UB is subsequently recruited by the B.R.O.T.H.E.R.H.O.O.D to aid them in their struggle against The Man, and in particular the new menace of a mind-control drug administered to prominent African-Americans through General Boutwell's (Williams) fried chicken. Instrumental in this nefarious scheme is the oddly-named Mr. Feather (Chris Kattan), one of The Man's top operatives, who assumes on the mantle of the film's main 'baddie'. Unfortunately, it is a mantle that Kattan is ill-equipped to bear, as he spends most of the time prancing about like a trained chimp. He does manage to deliver some genuine laughs, but for the most part he comes across as a poor-man's Mugatu.

There is one other villain in the piece, but that villain, alas, is Denise Richards, who plays White She Devil, an agent of the man sent to exploit Undercover Brother's one weakness - white women (also known in this movie as 'Black Man's Kryptonite'). If you're like me, however, you'll wish that Denise Richards was never in a movie again. If she has to be in it, then it should be as no more than scenery, and she certainly shouldn't be allocated any lines - any time she opens her mouth to talk it is to the film's detriment.

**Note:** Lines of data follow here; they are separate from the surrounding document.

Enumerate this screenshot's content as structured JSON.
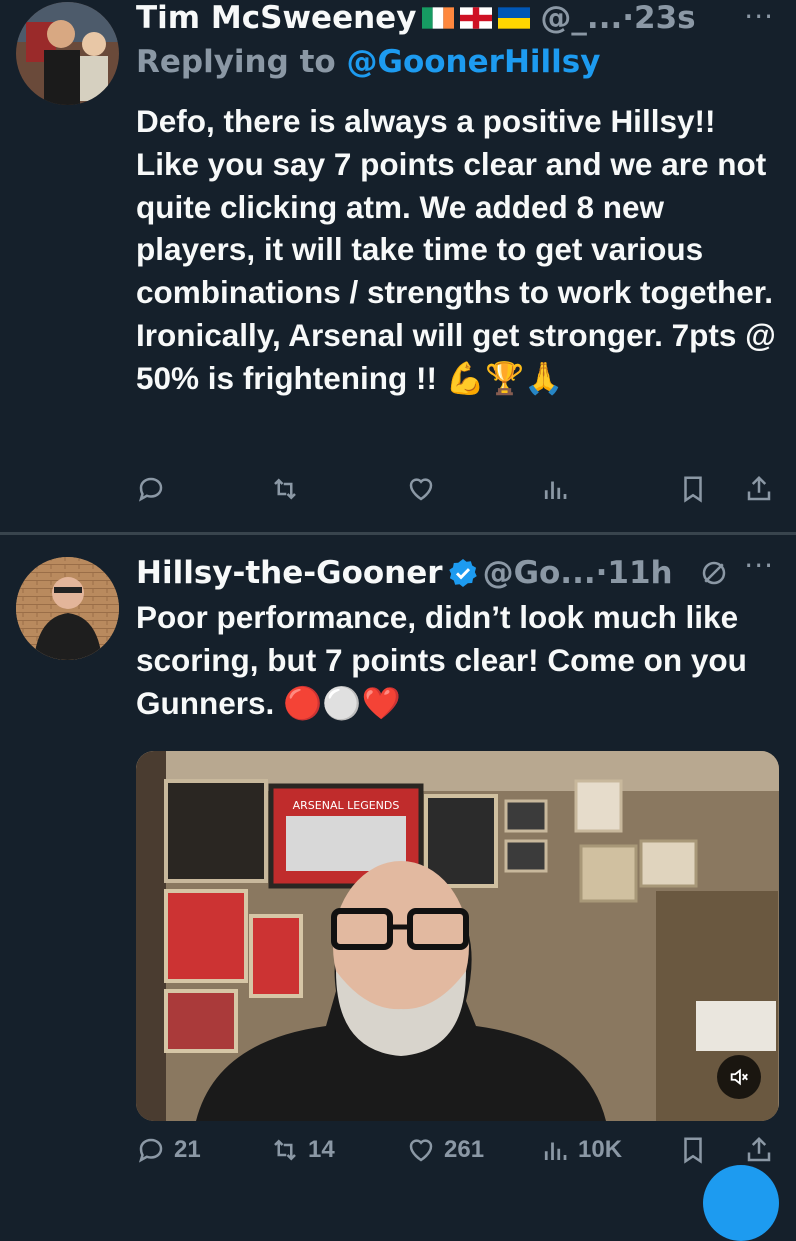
{
  "tweets": [
    {
      "name": "Tim McSweeney",
      "handle": "@_...",
      "time": "·23s",
      "replying_label": "Replying to ",
      "replying_to": "@GoonerHillsy",
      "text": "Defo, there is always a positive Hillsy!! Like you say 7 points clear and we are not quite clicking atm. We added 8 new players, it will take time to get various combinations / strengths to work together. Ironically, Arsenal will get stronger. 7pts @ 50% is frightening !! 💪🏆🙏",
      "flags": [
        "ireland-flag",
        "england-flag",
        "ukraine-flag"
      ],
      "more": "···"
    },
    {
      "name": "Hillsy-the-Gooner",
      "handle": "@Go...",
      "time": "·11h",
      "text": "Poor performance, didn’t look much like scoring, but 7 points clear!  Come on you Gunners. 🔴⚪❤️",
      "more": "···",
      "media_banner": "ARSENAL LEGENDS",
      "counts": {
        "replies": "21",
        "retweets": "14",
        "likes": "261",
        "views": "10K"
      }
    }
  ],
  "colors": {
    "background": "#15202b",
    "accent": "#1d9bf0",
    "muted": "#8b98a5"
  }
}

The soundtrack is a delight, featuring a host of funky 70s and contemporary songs, though the use of 'Play That Funky Music' by Wild Cherry is so obvious as to be almost criminal. The incidental music that plays throughout, though entertaining, is an example of the composer walking a legal tightrope. Being nothing more than variations on the theme of Shaft, it is an interesting experiment in how far you can go without infringing copyright (I think this may in fact go too far, and Isaac Hayes may well be have a thing or two to say about it).

Although some of the jokes seem very clich?d, the director is aware of this and is in fact making fun of the tiredness of them. Alas that many of the jokes are delivered with all the subtlety of the well-aimed half brick. Still, Undercover Brother is very funny, and fortunately didn't prove my fears (of all the funniest moments being in the trailer) to be true. Austin Powers it ain't, and it would perhaps have been better with another cast (and especially without Denise 'I Can't Act' Richards), but it still provides more than passable entertainment. Go watch it.

If anyone were to listen to me, I'd give this film 3 out of 5 Combined Goodness Units.

Malcolm D. Lee
Cast list:
Eddie Griffin (Undercover Brother)
Dave Chappelle (Conspiracy Brother)
Chris Kattan (Mr. Feather)